--- What to do ---
Word for word, output the data that follows.

=== Section Start ===

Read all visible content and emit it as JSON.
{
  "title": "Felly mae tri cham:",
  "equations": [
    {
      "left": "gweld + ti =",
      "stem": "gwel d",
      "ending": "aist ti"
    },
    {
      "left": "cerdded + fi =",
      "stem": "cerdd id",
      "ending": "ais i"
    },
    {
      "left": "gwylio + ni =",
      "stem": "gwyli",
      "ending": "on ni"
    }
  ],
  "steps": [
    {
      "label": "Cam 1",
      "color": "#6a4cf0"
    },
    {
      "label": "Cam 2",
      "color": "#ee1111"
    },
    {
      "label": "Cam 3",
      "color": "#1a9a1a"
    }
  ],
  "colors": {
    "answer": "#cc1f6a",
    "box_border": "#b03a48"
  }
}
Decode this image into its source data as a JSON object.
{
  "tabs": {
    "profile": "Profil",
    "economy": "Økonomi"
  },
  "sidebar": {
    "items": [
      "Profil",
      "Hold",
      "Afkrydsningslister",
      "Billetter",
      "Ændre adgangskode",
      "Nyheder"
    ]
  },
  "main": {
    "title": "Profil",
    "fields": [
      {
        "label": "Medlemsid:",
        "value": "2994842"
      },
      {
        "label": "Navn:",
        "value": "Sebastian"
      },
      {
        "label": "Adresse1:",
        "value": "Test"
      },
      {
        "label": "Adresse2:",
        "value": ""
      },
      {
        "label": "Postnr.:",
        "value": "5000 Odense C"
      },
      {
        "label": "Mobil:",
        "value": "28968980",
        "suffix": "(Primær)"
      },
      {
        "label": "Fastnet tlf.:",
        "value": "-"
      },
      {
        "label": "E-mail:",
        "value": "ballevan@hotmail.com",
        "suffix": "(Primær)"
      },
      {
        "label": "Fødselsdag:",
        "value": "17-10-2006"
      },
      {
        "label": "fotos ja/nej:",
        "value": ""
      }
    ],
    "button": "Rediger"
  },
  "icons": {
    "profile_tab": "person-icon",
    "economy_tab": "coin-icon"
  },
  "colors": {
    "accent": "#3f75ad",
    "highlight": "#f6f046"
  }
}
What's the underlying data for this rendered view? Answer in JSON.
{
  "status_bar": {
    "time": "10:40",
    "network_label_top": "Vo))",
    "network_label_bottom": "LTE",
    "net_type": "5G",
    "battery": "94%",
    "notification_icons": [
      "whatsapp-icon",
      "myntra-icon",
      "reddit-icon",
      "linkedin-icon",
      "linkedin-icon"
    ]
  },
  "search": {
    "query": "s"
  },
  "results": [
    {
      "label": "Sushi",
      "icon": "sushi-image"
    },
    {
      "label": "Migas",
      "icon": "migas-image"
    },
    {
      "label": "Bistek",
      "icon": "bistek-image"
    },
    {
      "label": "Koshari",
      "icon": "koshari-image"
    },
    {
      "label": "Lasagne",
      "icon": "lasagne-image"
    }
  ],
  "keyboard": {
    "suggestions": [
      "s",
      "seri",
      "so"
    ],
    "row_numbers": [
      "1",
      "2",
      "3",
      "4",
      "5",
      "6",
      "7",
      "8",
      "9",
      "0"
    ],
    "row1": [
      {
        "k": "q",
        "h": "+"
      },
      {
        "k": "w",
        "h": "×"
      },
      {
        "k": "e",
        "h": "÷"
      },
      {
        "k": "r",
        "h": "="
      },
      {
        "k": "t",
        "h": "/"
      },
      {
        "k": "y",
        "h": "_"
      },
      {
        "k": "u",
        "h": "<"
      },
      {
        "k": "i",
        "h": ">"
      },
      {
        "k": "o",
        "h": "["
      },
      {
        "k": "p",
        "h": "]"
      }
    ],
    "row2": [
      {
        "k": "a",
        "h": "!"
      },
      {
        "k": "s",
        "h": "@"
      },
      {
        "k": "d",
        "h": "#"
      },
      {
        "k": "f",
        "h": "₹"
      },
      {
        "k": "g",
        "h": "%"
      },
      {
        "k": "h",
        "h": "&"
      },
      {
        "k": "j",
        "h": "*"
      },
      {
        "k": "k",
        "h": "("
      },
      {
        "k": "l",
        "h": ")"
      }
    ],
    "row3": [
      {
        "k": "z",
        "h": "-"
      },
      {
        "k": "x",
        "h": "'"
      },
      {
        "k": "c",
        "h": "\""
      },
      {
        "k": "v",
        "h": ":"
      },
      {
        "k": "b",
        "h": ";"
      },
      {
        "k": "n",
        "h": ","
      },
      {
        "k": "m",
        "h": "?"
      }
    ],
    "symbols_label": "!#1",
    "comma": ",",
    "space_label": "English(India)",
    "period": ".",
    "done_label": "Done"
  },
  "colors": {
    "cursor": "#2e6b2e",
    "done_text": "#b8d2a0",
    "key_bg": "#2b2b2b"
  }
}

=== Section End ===

--- Exercise solution ---
Read all visible content and emit it as JSON.
{
  "title": "Felly mae tri cham:",
  "equations": [
    {
      "left": "gweld + ti =",
      "stem": "gwel d",
      "ending": "aist ti"
    },
    {
      "left": "cerdded + fi =",
      "stem": "cerdd id",
      "ending": "ais i"
    },
    {
      "left": "gwylio + ni =",
      "stem": "gwyli",
      "ending": "on ni"
    }
  ],
  "steps": [
    {
      "label": "Cam 1",
      "color": "#6a4cf0"
    },
    {
      "label": "Cam 2",
      "color": "#ee1111"
    },
    {
      "label": "Cam 3",
      "color": "#1a9a1a"
    }
  ],
  "colors": {
    "answer": "#cc1f6a",
    "box_border": "#b03a48"
  }
}
Decode this image into its source data as a JSON object.
{
  "tabs": {
    "profile": "Profil",
    "economy": "Økonomi"
  },
  "sidebar": {
    "items": [
      "Profil",
      "Hold",
      "Afkrydsningslister",
      "Billetter",
      "Ændre adgangskode",
      "Nyheder"
    ]
  },
  "main": {
    "title": "Profil",
    "fields": [
      {
        "label": "Medlemsid:",
        "value": "2994842"
      },
      {
        "label": "Navn:",
        "value": "Sebastian"
      },
      {
        "label": "Adresse1:",
        "value": "Test"
      },
      {
        "label": "Adresse2:",
        "value": ""
      },
      {
        "label": "Postnr.:",
        "value": "5000 Odense C"
      },
      {
        "label": "Mobil:",
        "value": "28968980",
        "suffix": "(Primær)"
      },
      {
        "label": "Fastnet tlf.:",
        "value": "-"
      },
      {
        "label": "E-mail:",
        "value": "ballevan@hotmail.com",
        "suffix": "(Primær)"
      },
      {
        "label": "Fødselsdag:",
        "value": "17-10-2006"
      },
      {
        "label": "fotos ja/nej:",
        "value": ""
      }
    ],
    "button": "Rediger"
  },
  "icons": {
    "profile_tab": "person-icon",
    "economy_tab": "coin-icon"
  },
  "colors": {
    "accent": "#3f75ad",
    "highlight": "#f6f046"
  }
}
What's the underlying data for this rendered view? Answer in JSON.
{
  "status_bar": {
    "time": "10:40",
    "network_label_top": "Vo))",
    "network_label_bottom": "LTE",
    "net_type": "5G",
    "battery": "94%",
    "notification_icons": [
      "whatsapp-icon",
      "myntra-icon",
      "reddit-icon",
      "linkedin-icon",
      "linkedin-icon"
    ]
  },
  "search": {
    "query": "s"
  },
  "results": [
    {
      "label": "Sushi",
      "icon": "sushi-image"
    },
    {
      "label": "Migas",
      "icon": "migas-image"
    },
    {
      "label": "Bistek",
      "icon": "bistek-image"
    },
    {
      "label": "Koshari",
      "icon": "koshari-image"
    },
    {
      "label": "Lasagne",
      "icon": "lasagne-image"
    }
  ],
  "keyboard": {
    "suggestions": [
      "s",
      "seri",
      "so"
    ],
    "row_numbers": [
      "1",
      "2",
      "3",
      "4",
      "5",
      "6",
      "7",
      "8",
      "9",
      "0"
    ],
    "row1": [
      {
        "k": "q",
        "h": "+"
      },
      {
        "k": "w",
        "h": "×"
      },
      {
        "k": "e",
        "h": "÷"
      },
      {
        "k": "r",
        "h": "="
      },
      {
        "k": "t",
        "h": "/"
      },
      {
        "k": "y",
        "h": "_"
      },
      {
        "k": "u",
        "h": "<"
      },
      {
        "k": "i",
        "h": ">"
      },
      {
        "k": "o",
        "h": "["
      },
      {
        "k": "p",
        "h": "]"
      }
    ],
    "row2": [
      {
        "k": "a",
        "h": "!"
      },
      {
        "k": "s",
        "h": "@"
      },
      {
        "k": "d",
        "h": "#"
      },
      {
        "k": "f",
        "h": "₹"
      },
      {
        "k": "g",
        "h": "%"
      },
      {
        "k": "h",
        "h": "&"
      },
      {
        "k": "j",
        "h": "*"
      },
      {
        "k": "k",
        "h": "("
      },
      {
        "k": "l",
        "h": ")"
      }
    ],
    "row3": [
      {
        "k": "z",
        "h": "-"
      },
      {
        "k": "x",
        "h": "'"
      },
      {
        "k": "c",
        "h": "\""
      },
      {
        "k": "v",
        "h": ":"
      },
      {
        "k": "b",
        "h": ";"
      },
      {
        "k": "n",
        "h": ","
      },
      {
        "k": "m",
        "h": "?"
      }
    ],
    "symbols_label": "!#1",
    "comma": ",",
    "space_label": "English(India)",
    "period": ".",
    "done_label": "Done"
  },
  "colors": {
    "cursor": "#2e6b2e",
    "done_text": "#b8d2a0",
    "key_bg": "#2b2b2b"
  }
}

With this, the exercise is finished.